After signing a deal with Epic Records in 1970, Edgar was finally off on his own. That year he released Entrance, a solo album, followed by two records with Edgar Winter's White Trash before the formation of The Edgar Winter Group. By turns, the first three albums embraced blues, jazz, straight-ahead rock and even gospel. Then Winter discovered yet another musical vehicle-the synthesizer.
"I'm variously accused and acclaimed of ushering in that era-acclaimed in the sense that I was on the cutting edge of a new technology and accused in the sense that the synthesizer put a lot of musicians out of work," Winter says.

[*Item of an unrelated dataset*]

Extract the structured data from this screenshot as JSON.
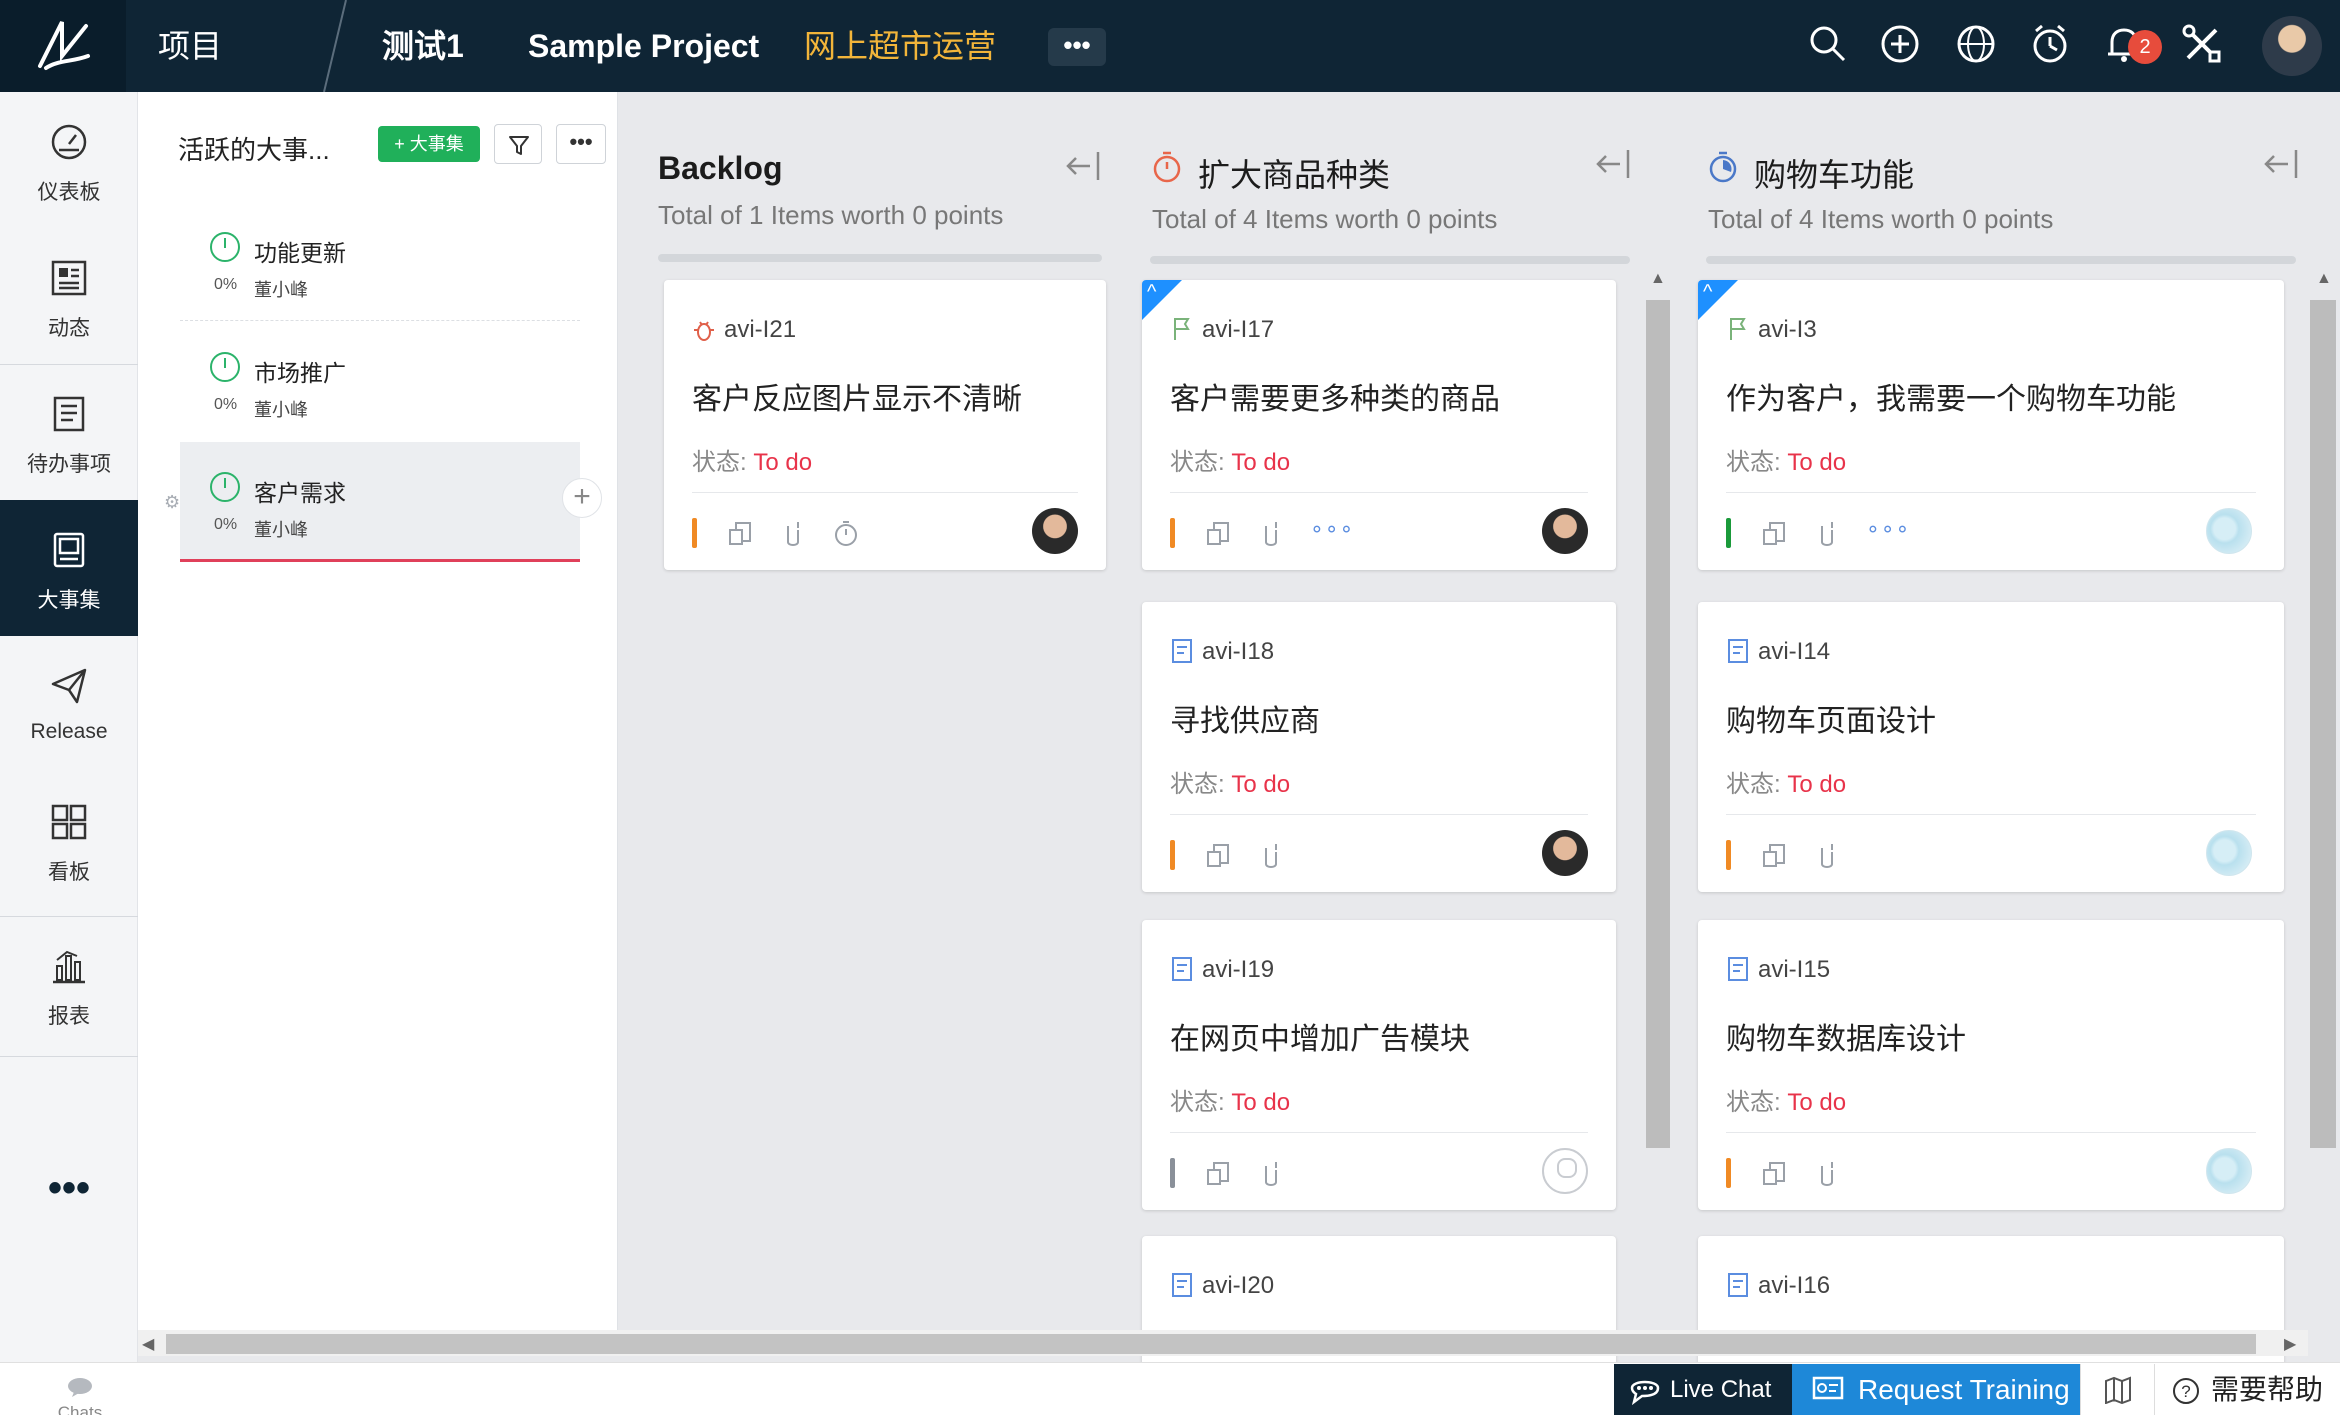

"My approach was, "Hey, here's a new instrument. Let's see if we can't create some new sounds.' I was a sci-fi nut. I was a Trekkie and I loved like all the old synth stuff, like on "Forbidden Planet.'
Looking for a song that could showcase the synthesizer, Edgar turned once again to his old stand-by, "The Double Drum Song." He thought it would "sound great with that sub-sonic, reinforced synth bottom, and, sure enough, it did." Still, he and his band had no intention of recording it.
The Edgar Winter Group brought back "The Double Drum Song" for live performances and once again, though this time as frontman, Edgar circled the stage playing alternating solos on synth, sax and timbales.
"At the end of recording They Only Come Out At Night, [producer] Rick Derringer and I were still talking about material and he said, "Well, why don't we try to mix that instrumental song?' Back in those days, groups actually created music in the studio. You'd go into the studio and you'd actually jam and create and write songs. Consequently, tape was always rolling. And since that song was something that we played live, there were several 20- or 30-minute versions of it."
In 1972, studio editing was done by hand. Audiotape was physically cut with a razor blade and then spliced back together. Soon pieces of "The Old Double Drum Song" were hanging from every available space in the control room.
"The drummer, Chuck Ruff, just kind of mumbled the immortal words, "Wow, it looks like Frankenstein,'" Winter remembers. "As soon as I heard it I was like, "That's it. That's perfect. It's even got that lumbering kind of monster deal to it.'
"The monster was born."
The Edgar Winter Band plays with Rick Derringer and Dave Mason as part of Biketober West at the Starlight Bowl, 6 p.m. on March 20. $25. 866-854-8512.